With some hubub recently over the 350.org day (designed to highlight the opinion that we must return the Earth to a 350 parts per million atmospheric CO2 level) I thought it might be a good idea to have a look at what the reversal might gain us.
For this, I’m drawing on the excellent guest post made by Bill Illis here on 11/25/2008 titled:
One of the graphs (along with a model in a zip file) that Bill presented in that guest post was this graph, which I’ve annotated to show the 350 PPM desired by activists, versus the 388 PPM (MLO seasonally corrected value) where we are now:
Here is the same graph, annotated again with intersecting lines and values, and zoomed on the areas of interest.
Depending on whether you believe the models or the actual observations determines what value would be gained from a reduction to 350 PPM.

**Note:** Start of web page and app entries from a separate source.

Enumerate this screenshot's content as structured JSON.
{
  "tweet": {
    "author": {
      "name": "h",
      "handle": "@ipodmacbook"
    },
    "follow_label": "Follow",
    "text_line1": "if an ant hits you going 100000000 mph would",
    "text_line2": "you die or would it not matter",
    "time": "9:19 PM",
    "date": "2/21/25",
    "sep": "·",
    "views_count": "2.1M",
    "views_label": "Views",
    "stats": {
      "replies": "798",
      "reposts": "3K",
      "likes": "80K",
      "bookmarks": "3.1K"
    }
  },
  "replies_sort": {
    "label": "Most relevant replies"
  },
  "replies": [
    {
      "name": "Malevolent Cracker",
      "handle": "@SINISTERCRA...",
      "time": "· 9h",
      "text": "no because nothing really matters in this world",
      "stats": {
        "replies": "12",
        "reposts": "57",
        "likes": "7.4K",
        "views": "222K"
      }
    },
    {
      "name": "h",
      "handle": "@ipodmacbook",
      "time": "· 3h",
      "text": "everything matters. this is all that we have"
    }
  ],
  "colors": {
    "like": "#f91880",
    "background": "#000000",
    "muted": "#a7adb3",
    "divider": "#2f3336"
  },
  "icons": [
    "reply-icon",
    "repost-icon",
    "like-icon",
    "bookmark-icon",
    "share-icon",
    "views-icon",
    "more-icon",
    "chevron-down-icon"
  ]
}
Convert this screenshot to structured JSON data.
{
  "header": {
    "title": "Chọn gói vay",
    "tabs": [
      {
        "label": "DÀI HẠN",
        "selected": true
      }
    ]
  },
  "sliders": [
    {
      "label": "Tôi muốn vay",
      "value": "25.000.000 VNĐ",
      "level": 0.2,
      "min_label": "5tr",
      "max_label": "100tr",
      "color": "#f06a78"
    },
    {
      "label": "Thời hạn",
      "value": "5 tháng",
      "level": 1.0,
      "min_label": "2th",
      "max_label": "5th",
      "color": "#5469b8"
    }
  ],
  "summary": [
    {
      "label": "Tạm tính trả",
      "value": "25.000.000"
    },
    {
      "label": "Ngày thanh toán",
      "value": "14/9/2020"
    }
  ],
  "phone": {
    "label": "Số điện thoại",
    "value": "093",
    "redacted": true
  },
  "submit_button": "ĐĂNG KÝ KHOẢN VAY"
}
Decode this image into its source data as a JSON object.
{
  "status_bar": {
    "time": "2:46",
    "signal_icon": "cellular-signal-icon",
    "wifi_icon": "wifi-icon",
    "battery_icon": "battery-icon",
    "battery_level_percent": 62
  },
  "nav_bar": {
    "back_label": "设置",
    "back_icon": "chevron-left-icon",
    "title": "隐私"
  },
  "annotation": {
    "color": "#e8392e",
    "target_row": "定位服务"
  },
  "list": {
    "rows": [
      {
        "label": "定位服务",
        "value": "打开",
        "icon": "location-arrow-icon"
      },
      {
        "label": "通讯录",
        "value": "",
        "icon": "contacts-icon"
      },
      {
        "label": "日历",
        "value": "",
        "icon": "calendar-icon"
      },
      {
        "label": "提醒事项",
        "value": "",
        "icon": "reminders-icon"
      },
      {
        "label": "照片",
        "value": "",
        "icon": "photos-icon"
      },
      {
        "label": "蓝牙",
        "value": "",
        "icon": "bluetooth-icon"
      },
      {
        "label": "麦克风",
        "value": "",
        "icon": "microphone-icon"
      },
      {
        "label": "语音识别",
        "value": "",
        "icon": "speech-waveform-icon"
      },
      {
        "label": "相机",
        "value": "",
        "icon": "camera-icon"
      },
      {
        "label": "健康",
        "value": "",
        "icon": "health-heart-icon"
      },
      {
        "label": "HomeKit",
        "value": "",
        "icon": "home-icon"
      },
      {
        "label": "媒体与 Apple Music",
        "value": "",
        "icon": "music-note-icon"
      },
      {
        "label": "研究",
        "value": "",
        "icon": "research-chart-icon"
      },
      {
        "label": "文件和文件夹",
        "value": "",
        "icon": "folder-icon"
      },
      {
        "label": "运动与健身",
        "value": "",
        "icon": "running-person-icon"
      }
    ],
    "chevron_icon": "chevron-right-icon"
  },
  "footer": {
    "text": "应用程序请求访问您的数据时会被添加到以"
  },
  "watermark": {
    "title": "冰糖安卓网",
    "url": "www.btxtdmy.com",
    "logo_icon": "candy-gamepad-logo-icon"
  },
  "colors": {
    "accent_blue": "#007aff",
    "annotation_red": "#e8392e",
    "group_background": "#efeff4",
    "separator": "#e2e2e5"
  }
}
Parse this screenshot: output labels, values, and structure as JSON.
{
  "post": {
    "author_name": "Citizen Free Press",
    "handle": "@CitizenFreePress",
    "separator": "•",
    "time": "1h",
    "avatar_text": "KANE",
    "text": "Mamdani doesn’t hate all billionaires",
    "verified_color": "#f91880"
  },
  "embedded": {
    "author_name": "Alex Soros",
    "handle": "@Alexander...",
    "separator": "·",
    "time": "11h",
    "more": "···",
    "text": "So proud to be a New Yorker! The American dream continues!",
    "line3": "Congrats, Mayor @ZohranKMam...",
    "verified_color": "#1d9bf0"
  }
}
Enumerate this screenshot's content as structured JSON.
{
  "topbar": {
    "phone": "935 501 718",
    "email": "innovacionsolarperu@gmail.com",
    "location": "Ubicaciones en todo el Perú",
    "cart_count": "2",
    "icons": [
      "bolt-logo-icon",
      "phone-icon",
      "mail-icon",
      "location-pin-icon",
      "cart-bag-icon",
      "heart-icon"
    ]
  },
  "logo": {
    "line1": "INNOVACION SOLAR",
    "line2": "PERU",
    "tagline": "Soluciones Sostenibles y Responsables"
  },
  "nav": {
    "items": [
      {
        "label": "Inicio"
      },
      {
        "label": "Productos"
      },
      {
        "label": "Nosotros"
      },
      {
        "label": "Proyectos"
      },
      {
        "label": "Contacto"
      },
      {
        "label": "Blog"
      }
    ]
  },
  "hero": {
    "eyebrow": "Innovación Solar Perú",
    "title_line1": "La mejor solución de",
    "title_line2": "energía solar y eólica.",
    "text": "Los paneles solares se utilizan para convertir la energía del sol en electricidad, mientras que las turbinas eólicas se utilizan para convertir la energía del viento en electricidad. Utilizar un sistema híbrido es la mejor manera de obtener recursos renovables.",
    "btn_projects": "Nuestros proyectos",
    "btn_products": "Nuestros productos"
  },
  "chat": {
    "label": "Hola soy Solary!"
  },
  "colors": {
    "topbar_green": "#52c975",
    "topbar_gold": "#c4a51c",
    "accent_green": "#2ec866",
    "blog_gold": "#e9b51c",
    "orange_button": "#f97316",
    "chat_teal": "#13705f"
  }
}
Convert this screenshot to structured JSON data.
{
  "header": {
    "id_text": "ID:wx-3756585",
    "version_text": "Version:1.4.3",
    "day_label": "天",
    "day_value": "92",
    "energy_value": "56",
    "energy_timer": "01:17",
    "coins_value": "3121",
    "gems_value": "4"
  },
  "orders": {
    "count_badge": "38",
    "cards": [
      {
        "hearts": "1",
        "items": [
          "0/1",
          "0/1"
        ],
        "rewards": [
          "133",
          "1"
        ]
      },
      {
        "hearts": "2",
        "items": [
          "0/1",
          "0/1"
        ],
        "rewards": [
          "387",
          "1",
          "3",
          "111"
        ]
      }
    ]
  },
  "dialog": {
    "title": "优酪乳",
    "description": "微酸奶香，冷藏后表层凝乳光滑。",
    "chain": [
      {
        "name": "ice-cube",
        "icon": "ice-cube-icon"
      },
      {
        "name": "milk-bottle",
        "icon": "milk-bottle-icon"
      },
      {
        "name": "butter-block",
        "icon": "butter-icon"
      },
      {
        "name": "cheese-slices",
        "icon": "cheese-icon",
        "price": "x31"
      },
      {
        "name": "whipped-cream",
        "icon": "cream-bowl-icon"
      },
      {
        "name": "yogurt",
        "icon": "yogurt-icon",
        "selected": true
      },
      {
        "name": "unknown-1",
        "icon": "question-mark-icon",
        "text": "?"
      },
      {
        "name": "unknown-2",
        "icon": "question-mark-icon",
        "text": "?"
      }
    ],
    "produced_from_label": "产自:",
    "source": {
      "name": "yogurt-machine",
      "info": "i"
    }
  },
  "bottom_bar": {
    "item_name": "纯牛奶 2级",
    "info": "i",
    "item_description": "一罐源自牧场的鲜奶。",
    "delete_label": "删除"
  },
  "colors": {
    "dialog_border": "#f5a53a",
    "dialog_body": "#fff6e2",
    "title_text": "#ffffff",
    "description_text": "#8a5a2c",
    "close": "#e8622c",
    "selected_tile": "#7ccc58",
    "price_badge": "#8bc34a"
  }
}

For belief in the models we’d get approximately 0.5°C drop in temperature.
For belief in the observations (RSS HadCRUT3 data) we’d get approximately 0.3°C drop in temperature.
Split the difference if you don’t like either and call it 0.4°C.
The key point here is that to get to 350PPM, it would be extremely difficult if not impossible to accomplish. Alternate energy just hasn’t risen to the challenge yet, and the world populace that depends on electricity isn’t likely to tolerate shutting down their energy use to get there.
China and India have said they won’t go along with suggested reductions, and are coming up with their own ideas prior to Copenhagen. Thus is the quandary faced by 350.org supporters.
As a side note, the 350PPM target was Dr. Jim Hansen’s idea:
Since Hansen can’t even predict the effect of climate change 20 years out in his own neighborhood, one wonders why some people take the 350 PPM target suggestion seriously.